What the exercise asks: Going through the data below, please show each line containing the string "heading".

Records for processing:

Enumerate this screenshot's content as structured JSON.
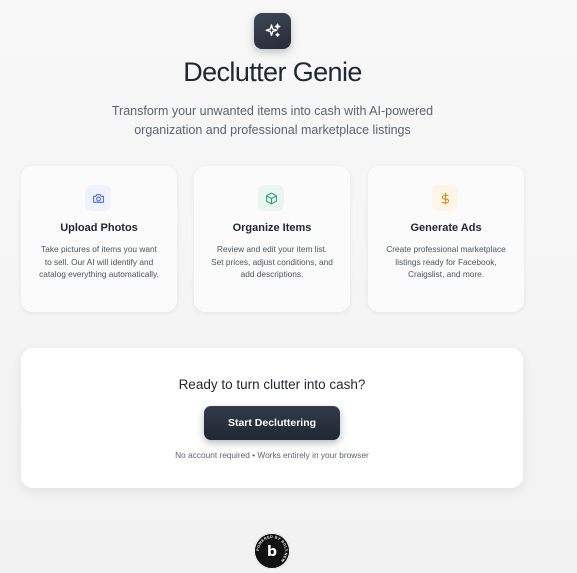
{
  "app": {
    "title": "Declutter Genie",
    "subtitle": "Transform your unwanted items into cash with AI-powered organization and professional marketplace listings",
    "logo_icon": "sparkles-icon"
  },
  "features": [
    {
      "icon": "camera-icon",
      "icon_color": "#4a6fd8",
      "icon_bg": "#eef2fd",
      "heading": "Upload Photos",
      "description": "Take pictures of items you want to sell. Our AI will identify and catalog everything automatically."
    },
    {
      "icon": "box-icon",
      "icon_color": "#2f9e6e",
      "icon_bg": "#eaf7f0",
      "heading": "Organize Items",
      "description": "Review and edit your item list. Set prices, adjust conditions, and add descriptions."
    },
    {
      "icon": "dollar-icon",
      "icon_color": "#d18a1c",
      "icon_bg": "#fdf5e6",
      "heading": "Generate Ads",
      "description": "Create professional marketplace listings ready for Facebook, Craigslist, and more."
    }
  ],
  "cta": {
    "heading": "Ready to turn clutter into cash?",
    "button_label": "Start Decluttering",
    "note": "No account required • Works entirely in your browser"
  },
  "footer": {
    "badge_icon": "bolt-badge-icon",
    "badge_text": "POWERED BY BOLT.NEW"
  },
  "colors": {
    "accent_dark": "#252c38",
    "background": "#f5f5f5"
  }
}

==

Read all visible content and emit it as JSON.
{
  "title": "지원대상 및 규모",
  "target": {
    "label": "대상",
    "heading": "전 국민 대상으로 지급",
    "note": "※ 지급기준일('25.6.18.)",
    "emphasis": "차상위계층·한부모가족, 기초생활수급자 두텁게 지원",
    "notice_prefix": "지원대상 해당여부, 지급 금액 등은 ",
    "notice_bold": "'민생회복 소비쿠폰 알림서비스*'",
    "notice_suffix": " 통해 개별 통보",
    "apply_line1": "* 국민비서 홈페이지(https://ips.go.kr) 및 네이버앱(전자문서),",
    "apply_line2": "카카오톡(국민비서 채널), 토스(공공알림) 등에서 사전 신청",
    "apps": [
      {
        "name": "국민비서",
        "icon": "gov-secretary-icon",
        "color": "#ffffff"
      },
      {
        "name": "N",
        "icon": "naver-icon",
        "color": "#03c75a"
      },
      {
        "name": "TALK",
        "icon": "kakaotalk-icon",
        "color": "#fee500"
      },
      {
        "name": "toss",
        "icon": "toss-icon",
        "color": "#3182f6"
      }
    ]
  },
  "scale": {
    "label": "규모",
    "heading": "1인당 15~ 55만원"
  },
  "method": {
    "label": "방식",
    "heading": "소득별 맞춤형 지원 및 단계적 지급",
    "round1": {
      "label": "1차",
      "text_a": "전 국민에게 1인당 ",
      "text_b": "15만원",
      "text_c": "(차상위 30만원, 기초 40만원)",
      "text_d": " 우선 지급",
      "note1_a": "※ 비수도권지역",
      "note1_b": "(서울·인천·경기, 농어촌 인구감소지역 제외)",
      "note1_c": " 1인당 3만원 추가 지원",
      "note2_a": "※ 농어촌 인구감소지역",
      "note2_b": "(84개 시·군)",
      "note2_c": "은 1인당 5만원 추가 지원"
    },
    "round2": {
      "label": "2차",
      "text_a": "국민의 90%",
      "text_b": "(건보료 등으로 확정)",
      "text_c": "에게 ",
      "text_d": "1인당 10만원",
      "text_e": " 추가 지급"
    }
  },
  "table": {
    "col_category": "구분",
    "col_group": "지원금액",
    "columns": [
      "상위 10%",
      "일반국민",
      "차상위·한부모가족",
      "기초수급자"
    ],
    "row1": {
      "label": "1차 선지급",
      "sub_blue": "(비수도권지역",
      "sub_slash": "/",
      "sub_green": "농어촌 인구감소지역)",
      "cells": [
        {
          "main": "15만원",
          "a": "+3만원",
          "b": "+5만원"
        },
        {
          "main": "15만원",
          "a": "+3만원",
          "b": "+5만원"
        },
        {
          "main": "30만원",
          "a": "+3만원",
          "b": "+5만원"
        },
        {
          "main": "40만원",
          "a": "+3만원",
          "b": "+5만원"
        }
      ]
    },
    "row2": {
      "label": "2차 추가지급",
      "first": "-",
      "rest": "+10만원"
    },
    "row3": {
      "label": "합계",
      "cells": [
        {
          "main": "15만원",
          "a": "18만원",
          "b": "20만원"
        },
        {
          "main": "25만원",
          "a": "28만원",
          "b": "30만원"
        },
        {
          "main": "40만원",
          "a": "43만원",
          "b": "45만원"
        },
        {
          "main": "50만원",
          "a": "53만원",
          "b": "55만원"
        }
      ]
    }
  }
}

Answer to the exercise:
      "heading": "Upload Photos",
      "heading": "Organize Items",
      "heading": "Generate Ads",
    "heading": "Ready to turn clutter into cash?",
    "heading": "전 국민 대상으로 지급",
    "heading": "1인당 15~ 55만원"
    "heading": "소득별 맞춤형 지원 및 단계적 지급",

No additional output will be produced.